§ EXERCISE DETAILS
Write down nothing except how many lines in the entries contain "Kesempatan".

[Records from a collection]
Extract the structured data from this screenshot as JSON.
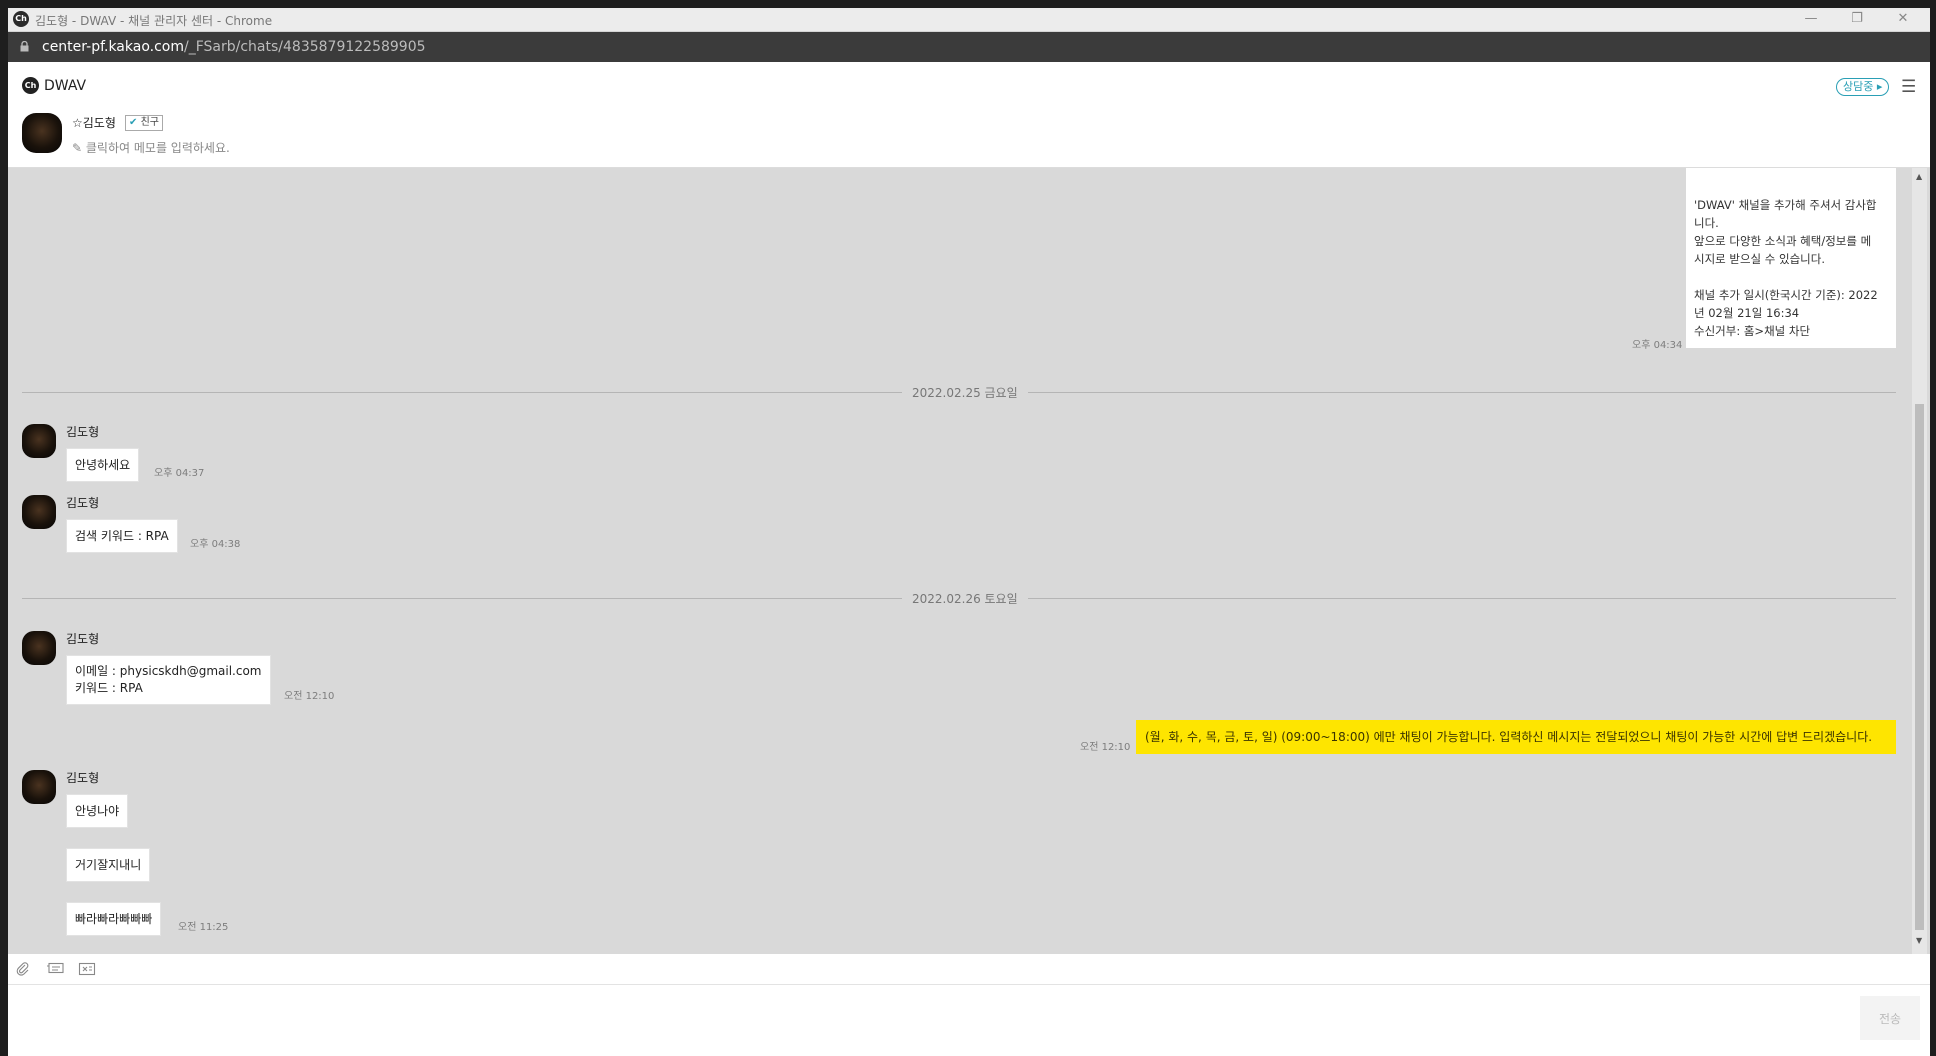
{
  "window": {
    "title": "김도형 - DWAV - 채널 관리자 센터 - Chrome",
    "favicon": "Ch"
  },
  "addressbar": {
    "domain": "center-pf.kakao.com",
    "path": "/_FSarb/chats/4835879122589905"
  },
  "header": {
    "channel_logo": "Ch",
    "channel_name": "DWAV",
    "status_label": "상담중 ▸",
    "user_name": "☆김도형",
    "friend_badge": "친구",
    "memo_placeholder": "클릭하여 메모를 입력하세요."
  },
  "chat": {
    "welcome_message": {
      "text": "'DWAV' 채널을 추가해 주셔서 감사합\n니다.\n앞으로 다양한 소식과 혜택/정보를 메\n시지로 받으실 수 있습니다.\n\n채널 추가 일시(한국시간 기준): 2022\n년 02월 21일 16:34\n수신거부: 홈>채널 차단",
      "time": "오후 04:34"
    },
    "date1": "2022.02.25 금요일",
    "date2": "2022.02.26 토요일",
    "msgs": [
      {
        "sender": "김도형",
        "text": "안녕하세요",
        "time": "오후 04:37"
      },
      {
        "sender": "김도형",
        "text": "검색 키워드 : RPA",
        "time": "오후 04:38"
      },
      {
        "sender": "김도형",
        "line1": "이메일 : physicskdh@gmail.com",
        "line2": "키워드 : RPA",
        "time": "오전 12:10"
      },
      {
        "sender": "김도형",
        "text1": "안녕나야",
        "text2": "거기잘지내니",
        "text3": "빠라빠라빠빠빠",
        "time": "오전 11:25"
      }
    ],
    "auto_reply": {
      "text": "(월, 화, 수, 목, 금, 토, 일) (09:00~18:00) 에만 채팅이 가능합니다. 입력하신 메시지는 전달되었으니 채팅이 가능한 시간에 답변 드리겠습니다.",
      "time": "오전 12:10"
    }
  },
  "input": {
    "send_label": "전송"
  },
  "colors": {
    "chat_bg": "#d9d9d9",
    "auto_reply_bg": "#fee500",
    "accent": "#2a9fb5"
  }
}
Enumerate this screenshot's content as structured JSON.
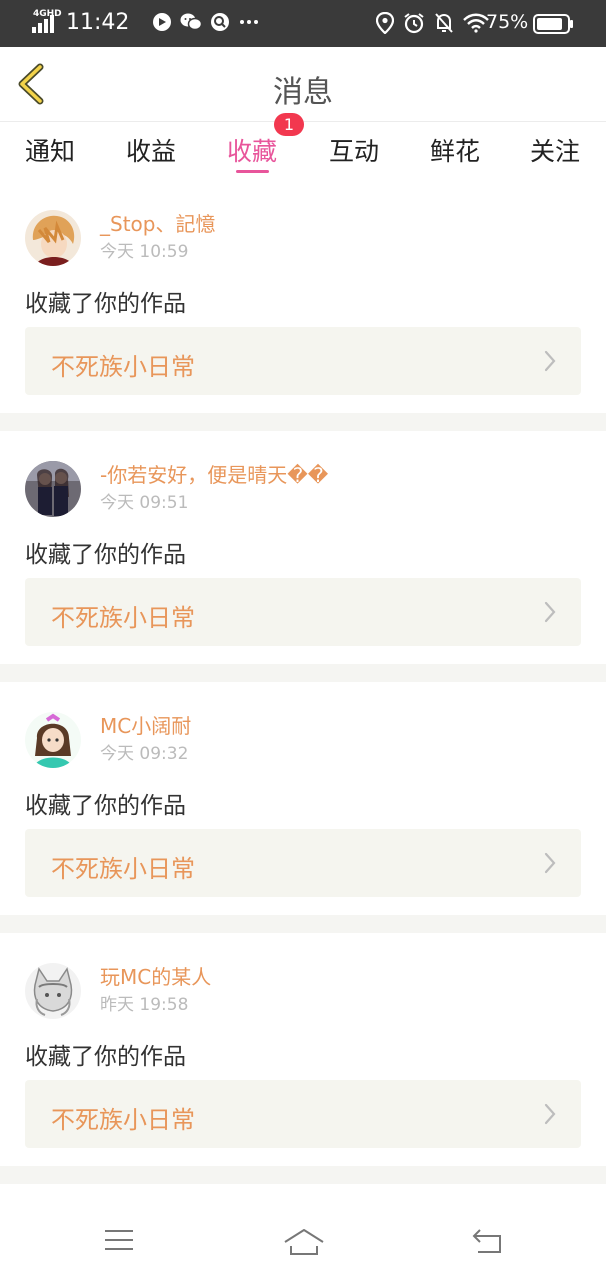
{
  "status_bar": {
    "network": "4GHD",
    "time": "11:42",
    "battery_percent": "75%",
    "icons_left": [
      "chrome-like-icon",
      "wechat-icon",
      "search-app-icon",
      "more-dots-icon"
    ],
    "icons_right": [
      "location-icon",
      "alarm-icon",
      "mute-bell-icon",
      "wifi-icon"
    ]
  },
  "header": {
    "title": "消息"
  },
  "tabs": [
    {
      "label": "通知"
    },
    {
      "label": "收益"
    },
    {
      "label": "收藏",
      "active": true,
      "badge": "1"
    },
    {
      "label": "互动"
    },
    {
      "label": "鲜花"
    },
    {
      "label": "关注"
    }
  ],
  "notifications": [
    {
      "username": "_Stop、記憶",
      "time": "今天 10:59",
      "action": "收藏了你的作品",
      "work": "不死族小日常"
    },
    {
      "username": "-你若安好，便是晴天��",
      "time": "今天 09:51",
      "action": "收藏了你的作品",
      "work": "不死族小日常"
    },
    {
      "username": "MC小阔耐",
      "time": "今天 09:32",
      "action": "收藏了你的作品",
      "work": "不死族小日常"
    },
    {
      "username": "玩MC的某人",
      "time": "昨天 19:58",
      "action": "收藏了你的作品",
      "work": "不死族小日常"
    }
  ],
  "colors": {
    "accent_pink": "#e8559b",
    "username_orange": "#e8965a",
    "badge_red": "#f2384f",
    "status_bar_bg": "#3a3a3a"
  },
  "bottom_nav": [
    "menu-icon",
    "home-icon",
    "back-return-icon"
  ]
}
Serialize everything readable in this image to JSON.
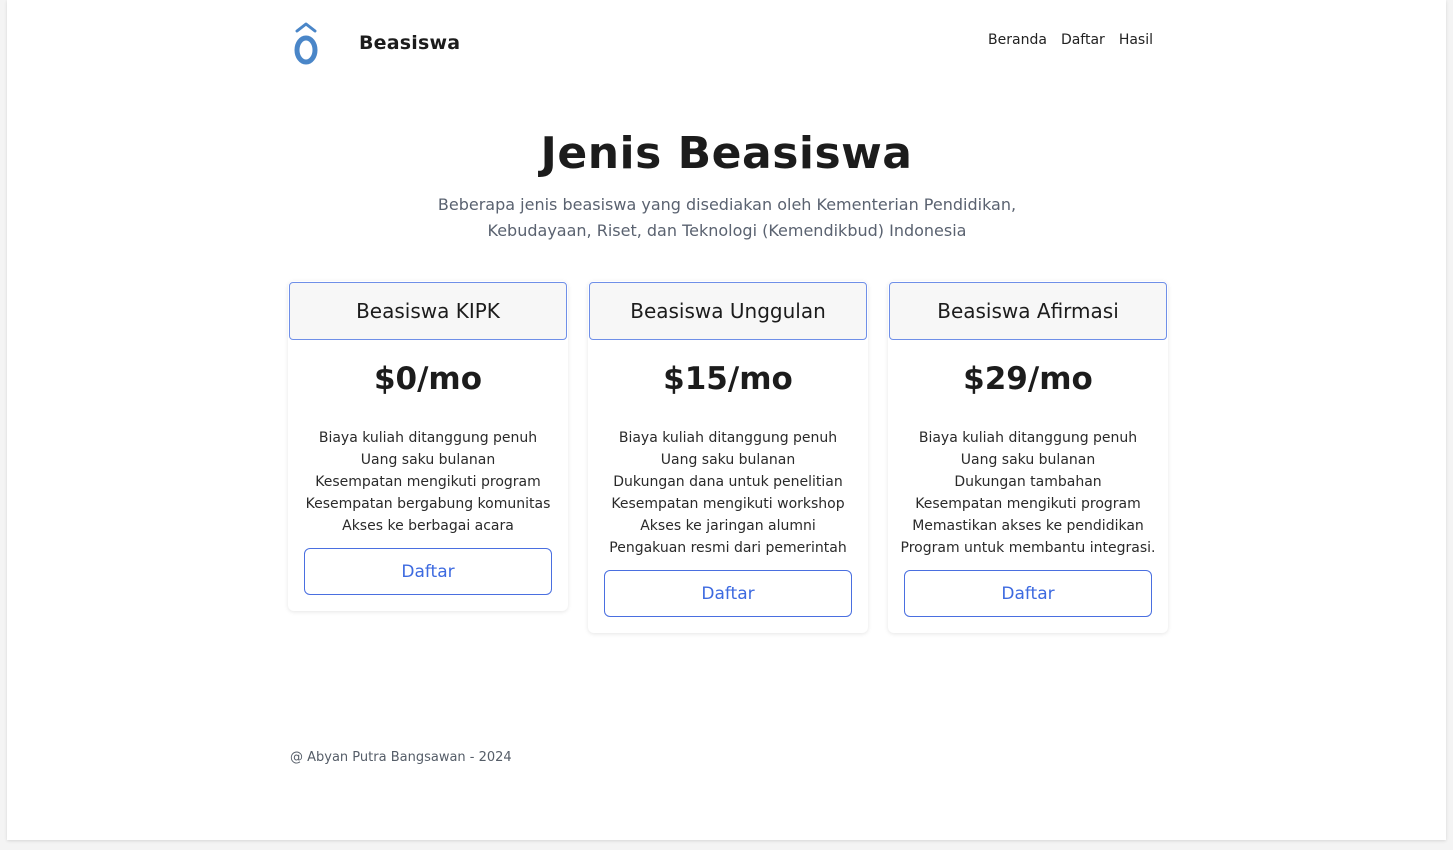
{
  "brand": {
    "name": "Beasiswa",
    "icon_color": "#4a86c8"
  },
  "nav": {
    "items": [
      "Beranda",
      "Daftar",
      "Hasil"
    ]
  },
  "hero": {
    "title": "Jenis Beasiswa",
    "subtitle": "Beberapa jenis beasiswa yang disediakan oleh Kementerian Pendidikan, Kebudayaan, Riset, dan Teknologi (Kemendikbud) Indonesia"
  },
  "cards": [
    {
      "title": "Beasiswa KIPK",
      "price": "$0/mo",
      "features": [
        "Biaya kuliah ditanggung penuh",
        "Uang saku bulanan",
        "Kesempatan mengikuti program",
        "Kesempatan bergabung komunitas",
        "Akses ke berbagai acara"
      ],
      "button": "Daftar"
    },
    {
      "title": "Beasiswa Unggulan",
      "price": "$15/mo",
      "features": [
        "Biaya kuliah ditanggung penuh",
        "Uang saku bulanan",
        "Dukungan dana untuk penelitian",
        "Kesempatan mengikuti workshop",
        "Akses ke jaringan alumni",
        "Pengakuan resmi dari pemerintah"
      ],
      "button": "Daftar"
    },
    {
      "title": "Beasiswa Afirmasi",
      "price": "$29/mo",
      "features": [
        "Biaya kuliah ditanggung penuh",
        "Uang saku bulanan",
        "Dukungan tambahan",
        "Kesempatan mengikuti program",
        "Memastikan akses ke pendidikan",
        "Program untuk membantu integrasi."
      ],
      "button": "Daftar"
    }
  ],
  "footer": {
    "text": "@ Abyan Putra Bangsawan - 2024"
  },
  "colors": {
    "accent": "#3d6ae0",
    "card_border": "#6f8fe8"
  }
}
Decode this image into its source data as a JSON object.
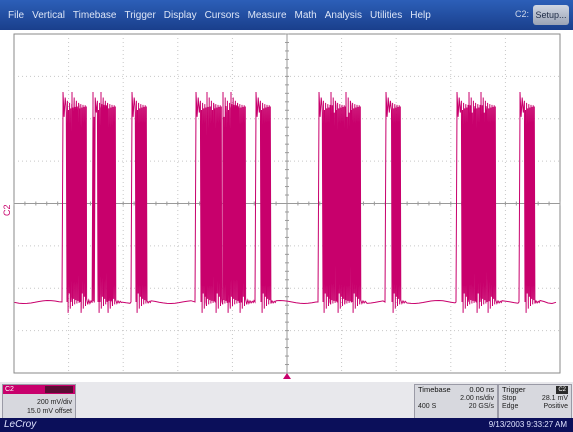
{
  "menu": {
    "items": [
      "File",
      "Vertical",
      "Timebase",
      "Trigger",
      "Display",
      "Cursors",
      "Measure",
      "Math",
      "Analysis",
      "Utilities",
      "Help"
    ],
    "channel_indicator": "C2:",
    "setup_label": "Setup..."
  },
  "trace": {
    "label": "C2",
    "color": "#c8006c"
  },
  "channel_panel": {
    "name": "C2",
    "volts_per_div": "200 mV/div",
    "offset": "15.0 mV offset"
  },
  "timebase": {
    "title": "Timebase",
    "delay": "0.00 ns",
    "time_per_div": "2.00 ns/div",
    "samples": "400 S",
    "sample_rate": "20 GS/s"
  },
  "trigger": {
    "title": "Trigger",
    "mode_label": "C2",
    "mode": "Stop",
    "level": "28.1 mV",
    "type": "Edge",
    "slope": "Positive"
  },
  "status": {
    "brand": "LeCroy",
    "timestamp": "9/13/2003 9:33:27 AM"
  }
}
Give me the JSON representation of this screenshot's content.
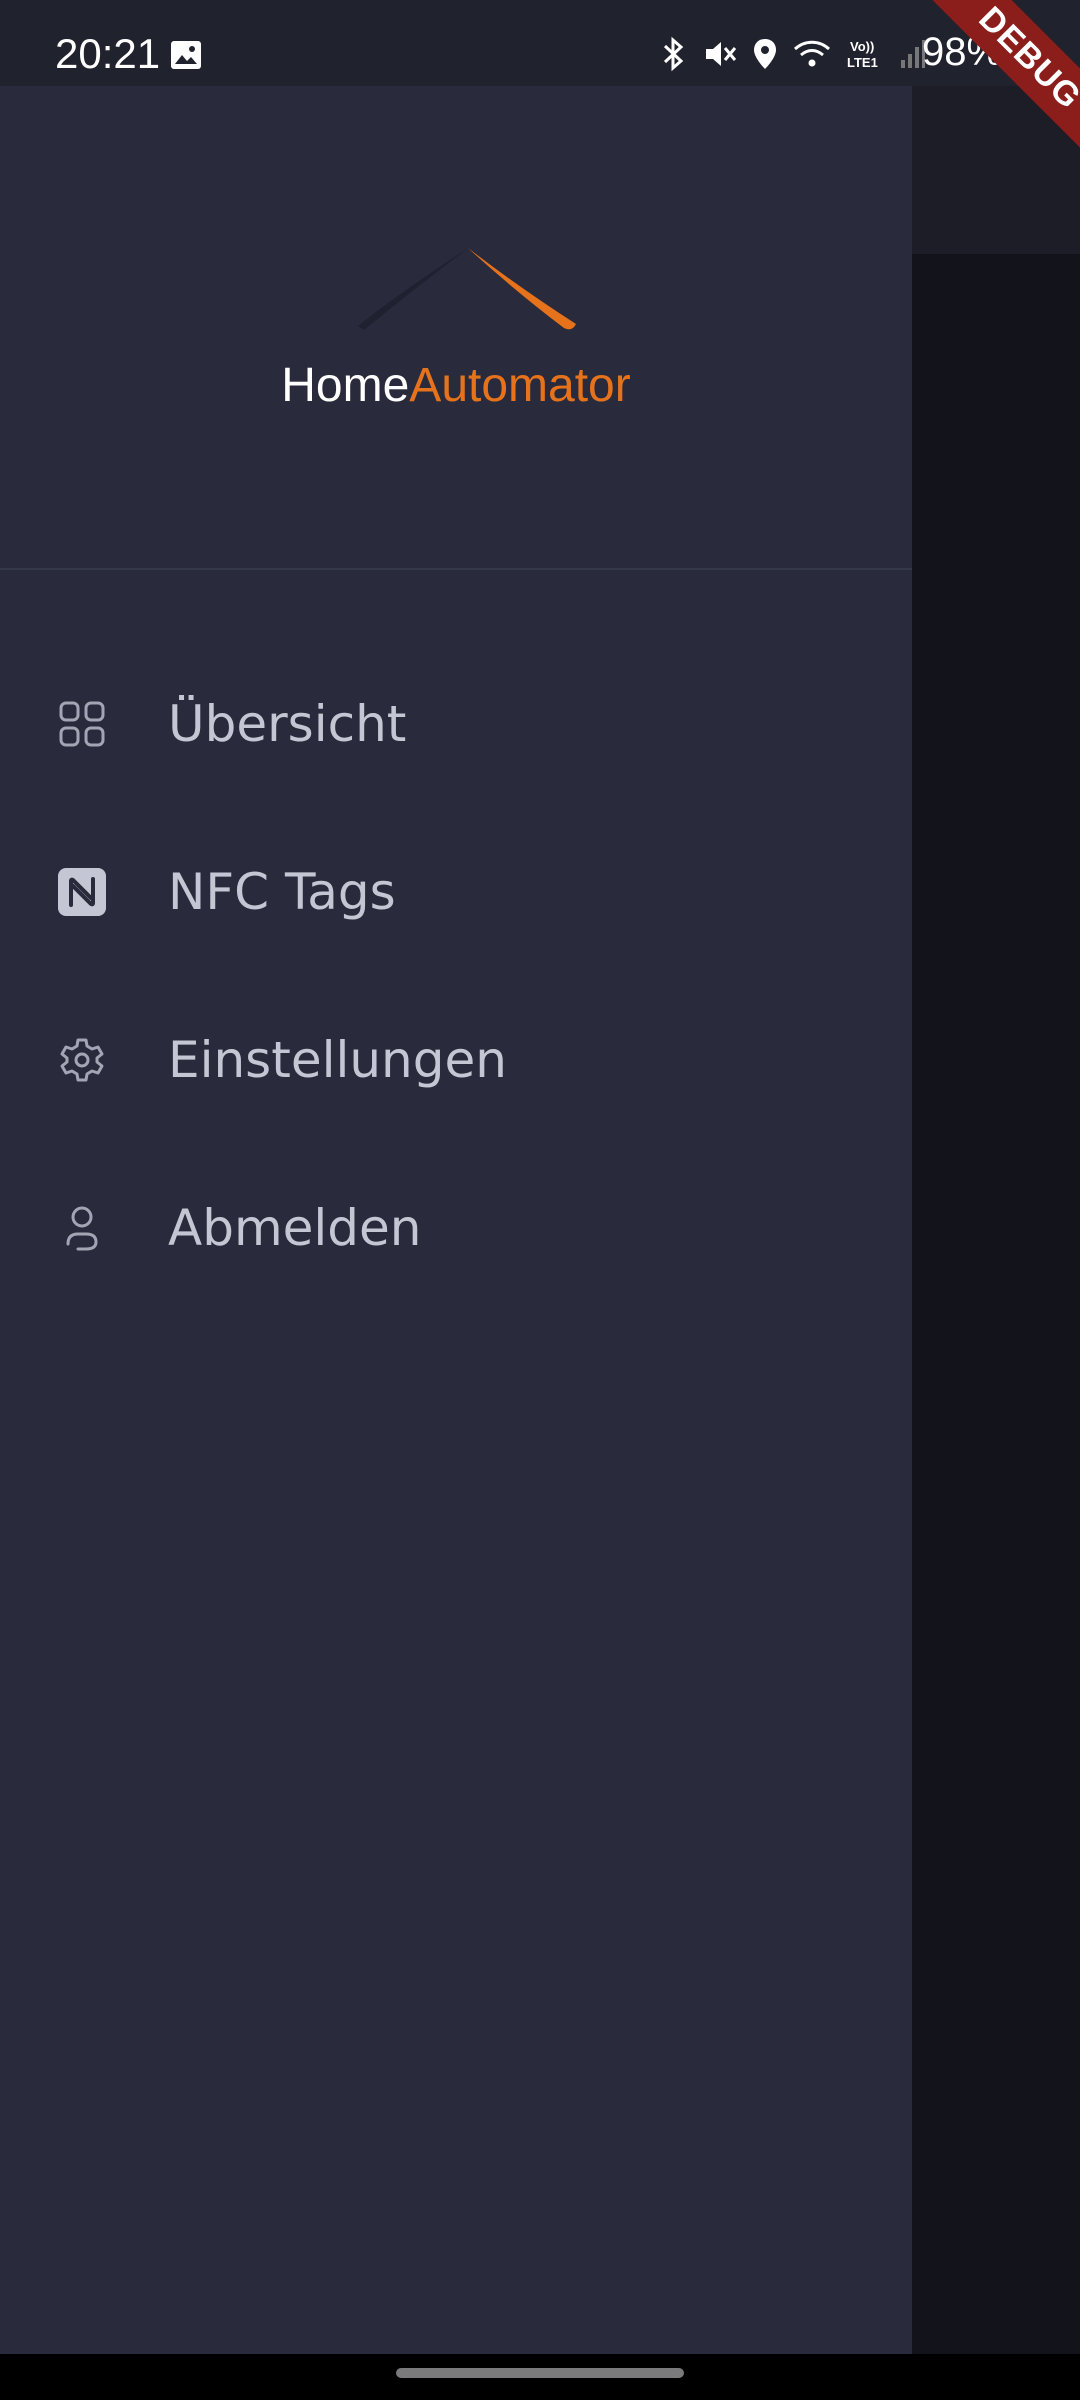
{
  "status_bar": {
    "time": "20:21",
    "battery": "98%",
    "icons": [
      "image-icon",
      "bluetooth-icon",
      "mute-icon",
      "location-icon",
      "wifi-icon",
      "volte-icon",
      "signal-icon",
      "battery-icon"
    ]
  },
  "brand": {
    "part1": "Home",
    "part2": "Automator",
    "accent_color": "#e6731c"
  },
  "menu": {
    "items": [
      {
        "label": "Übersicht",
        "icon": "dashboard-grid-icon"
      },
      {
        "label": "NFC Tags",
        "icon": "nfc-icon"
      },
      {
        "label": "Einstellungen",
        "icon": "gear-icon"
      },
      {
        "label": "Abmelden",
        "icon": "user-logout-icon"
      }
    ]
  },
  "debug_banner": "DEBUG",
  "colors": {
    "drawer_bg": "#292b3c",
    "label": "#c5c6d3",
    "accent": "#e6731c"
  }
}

§ OUTPUT OF THE EXERCISE
4